Your instructions:
Print the data below exactly as it appears.

Records contained in a dataset:
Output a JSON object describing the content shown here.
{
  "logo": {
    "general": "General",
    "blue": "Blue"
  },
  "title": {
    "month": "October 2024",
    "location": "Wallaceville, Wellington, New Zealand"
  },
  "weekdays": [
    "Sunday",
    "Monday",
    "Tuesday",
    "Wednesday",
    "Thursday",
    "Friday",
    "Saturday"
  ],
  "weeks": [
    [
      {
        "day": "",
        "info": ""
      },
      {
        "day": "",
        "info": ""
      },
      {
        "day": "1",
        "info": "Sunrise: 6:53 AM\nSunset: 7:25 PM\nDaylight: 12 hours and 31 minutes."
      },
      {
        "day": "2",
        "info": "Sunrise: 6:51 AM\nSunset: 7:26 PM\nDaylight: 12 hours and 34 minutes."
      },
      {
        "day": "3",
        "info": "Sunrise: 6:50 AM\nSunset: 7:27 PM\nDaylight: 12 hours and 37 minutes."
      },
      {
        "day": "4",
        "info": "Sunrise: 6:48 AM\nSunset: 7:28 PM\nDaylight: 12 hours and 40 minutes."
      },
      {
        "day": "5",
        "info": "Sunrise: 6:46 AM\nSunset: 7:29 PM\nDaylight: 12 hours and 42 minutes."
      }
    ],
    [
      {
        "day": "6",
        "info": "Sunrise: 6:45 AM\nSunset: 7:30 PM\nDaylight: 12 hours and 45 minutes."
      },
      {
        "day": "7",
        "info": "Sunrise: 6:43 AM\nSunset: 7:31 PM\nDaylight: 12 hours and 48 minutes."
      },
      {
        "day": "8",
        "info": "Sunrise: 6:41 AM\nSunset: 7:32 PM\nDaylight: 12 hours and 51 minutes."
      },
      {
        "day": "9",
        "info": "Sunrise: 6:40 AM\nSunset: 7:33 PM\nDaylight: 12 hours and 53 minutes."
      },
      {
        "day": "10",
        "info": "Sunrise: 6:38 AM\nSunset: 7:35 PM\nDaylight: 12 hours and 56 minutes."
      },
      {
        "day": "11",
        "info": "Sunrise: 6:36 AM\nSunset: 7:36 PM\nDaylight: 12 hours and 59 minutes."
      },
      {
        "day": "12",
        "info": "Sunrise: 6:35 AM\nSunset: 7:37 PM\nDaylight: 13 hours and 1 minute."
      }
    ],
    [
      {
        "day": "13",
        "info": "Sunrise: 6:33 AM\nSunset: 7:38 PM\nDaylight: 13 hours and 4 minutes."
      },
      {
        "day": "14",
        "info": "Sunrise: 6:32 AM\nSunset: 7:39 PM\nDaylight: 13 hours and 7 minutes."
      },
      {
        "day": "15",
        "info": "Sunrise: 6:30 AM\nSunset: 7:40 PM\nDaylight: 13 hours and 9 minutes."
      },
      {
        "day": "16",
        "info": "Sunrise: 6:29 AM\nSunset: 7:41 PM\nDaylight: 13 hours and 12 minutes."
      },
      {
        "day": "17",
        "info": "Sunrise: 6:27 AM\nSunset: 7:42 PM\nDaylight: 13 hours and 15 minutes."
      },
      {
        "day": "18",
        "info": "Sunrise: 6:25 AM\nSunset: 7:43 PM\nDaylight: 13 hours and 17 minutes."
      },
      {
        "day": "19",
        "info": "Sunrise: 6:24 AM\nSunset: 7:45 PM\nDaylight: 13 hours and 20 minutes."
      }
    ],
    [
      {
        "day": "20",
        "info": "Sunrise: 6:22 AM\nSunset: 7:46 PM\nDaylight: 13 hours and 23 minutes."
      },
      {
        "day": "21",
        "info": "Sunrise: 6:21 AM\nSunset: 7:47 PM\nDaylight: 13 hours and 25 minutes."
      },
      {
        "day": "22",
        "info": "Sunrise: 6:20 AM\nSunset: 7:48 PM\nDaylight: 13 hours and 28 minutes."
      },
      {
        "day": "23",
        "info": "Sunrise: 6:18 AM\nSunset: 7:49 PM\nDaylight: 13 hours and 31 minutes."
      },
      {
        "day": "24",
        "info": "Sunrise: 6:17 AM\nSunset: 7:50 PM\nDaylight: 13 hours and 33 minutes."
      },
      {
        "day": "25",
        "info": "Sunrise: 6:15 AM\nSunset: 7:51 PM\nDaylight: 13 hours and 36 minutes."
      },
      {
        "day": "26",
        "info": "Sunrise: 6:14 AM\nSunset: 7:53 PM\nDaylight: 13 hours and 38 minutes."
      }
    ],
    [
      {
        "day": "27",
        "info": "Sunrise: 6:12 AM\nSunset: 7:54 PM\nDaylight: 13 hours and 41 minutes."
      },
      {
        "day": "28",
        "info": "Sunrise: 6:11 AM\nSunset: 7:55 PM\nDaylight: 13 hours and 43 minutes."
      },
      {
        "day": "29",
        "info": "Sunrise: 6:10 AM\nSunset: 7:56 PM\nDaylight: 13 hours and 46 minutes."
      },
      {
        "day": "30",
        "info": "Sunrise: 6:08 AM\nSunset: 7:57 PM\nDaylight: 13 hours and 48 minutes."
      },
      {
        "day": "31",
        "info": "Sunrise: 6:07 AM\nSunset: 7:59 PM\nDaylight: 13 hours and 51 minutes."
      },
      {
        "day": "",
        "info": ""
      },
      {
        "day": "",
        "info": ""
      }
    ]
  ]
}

Finished exercise:
Output a JSON object describing the content shown here.
{
  "logo": {
    "general": "General",
    "blue": "Blue"
  },
  "title": {
    "month": "October 2024",
    "location": "Wallaceville, Wellington, New Zealand"
  },
  "weekdays": [
    "Sunday",
    "Monday",
    "Tuesday",
    "Wednesday",
    "Thursday",
    "Friday",
    "Saturday"
  ],
  "weeks": [
    [
      {
        "day": "",
        "info": ""
      },
      {
        "day": "",
        "info": ""
      },
      {
        "day": "1",
        "info": "Sunrise: 6:53 AM\nSunset: 7:25 PM\nDaylight: 12 hours and 31 minutes."
      },
      {
        "day": "2",
        "info": "Sunrise: 6:51 AM\nSunset: 7:26 PM\nDaylight: 12 hours and 34 minutes."
      },
      {
        "day": "3",
        "info": "Sunrise: 6:50 AM\nSunset: 7:27 PM\nDaylight: 12 hours and 37 minutes."
      },
      {
        "day": "4",
        "info": "Sunrise: 6:48 AM\nSunset: 7:28 PM\nDaylight: 12 hours and 40 minutes."
      },
      {
        "day": "5",
        "info": "Sunrise: 6:46 AM\nSunset: 7:29 PM\nDaylight: 12 hours and 42 minutes."
      }
    ],
    [
      {
        "day": "6",
        "info": "Sunrise: 6:45 AM\nSunset: 7:30 PM\nDaylight: 12 hours and 45 minutes."
      },
      {
        "day": "7",
        "info": "Sunrise: 6:43 AM\nSunset: 7:31 PM\nDaylight: 12 hours and 48 minutes."
      },
      {
        "day": "8",
        "info": "Sunrise: 6:41 AM\nSunset: 7:32 PM\nDaylight: 12 hours and 51 minutes."
      },
      {
        "day": "9",
        "info": "Sunrise: 6:40 AM\nSunset: 7:33 PM\nDaylight: 12 hours and 53 minutes."
      },
      {
        "day": "10",
        "info": "Sunrise: 6:38 AM\nSunset: 7:35 PM\nDaylight: 12 hours and 56 minutes."
      },
      {
        "day": "11",
        "info": "Sunrise: 6:36 AM\nSunset: 7:36 PM\nDaylight: 12 hours and 59 minutes."
      },
      {
        "day": "12",
        "info": "Sunrise: 6:35 AM\nSunset: 7:37 PM\nDaylight: 13 hours and 1 minute."
      }
    ],
    [
      {
        "day": "13",
        "info": "Sunrise: 6:33 AM\nSunset: 7:38 PM\nDaylight: 13 hours and 4 minutes."
      },
      {
        "day": "14",
        "info": "Sunrise: 6:32 AM\nSunset: 7:39 PM\nDaylight: 13 hours and 7 minutes."
      },
      {
        "day": "15",
        "info": "Sunrise: 6:30 AM\nSunset: 7:40 PM\nDaylight: 13 hours and 9 minutes."
      },
      {
        "day": "16",
        "info": "Sunrise: 6:29 AM\nSunset: 7:41 PM\nDaylight: 13 hours and 12 minutes."
      },
      {
        "day": "17",
        "info": "Sunrise: 6:27 AM\nSunset: 7:42 PM\nDaylight: 13 hours and 15 minutes."
      },
      {
        "day": "18",
        "info": "Sunrise: 6:25 AM\nSunset: 7:43 PM\nDaylight: 13 hours and 17 minutes."
      },
      {
        "day": "19",
        "info": "Sunrise: 6:24 AM\nSunset: 7:45 PM\nDaylight: 13 hours and 20 minutes."
      }
    ],
    [
      {
        "day": "20",
        "info": "Sunrise: 6:22 AM\nSunset: 7:46 PM\nDaylight: 13 hours and 23 minutes."
      },
      {
        "day": "21",
        "info": "Sunrise: 6:21 AM\nSunset: 7:47 PM\nDaylight: 13 hours and 25 minutes."
      },
      {
        "day": "22",
        "info": "Sunrise: 6:20 AM\nSunset: 7:48 PM\nDaylight: 13 hours and 28 minutes."
      },
      {
        "day": "23",
        "info": "Sunrise: 6:18 AM\nSunset: 7:49 PM\nDaylight: 13 hours and 31 minutes."
      },
      {
        "day": "24",
        "info": "Sunrise: 6:17 AM\nSunset: 7:50 PM\nDaylight: 13 hours and 33 minutes."
      },
      {
        "day": "25",
        "info": "Sunrise: 6:15 AM\nSunset: 7:51 PM\nDaylight: 13 hours and 36 minutes."
      },
      {
        "day": "26",
        "info": "Sunrise: 6:14 AM\nSunset: 7:53 PM\nDaylight: 13 hours and 38 minutes."
      }
    ],
    [
      {
        "day": "27",
        "info": "Sunrise: 6:12 AM\nSunset: 7:54 PM\nDaylight: 13 hours and 41 minutes."
      },
      {
        "day": "28",
        "info": "Sunrise: 6:11 AM\nSunset: 7:55 PM\nDaylight: 13 hours and 43 minutes."
      },
      {
        "day": "29",
        "info": "Sunrise: 6:10 AM\nSunset: 7:56 PM\nDaylight: 13 hours and 46 minutes."
      },
      {
        "day": "30",
        "info": "Sunrise: 6:08 AM\nSunset: 7:57 PM\nDaylight: 13 hours and 48 minutes."
      },
      {
        "day": "31",
        "info": "Sunrise: 6:07 AM\nSunset: 7:59 PM\nDaylight: 13 hours and 51 minutes."
      },
      {
        "day": "",
        "info": ""
      },
      {
        "day": "",
        "info": ""
      }
    ]
  ]
}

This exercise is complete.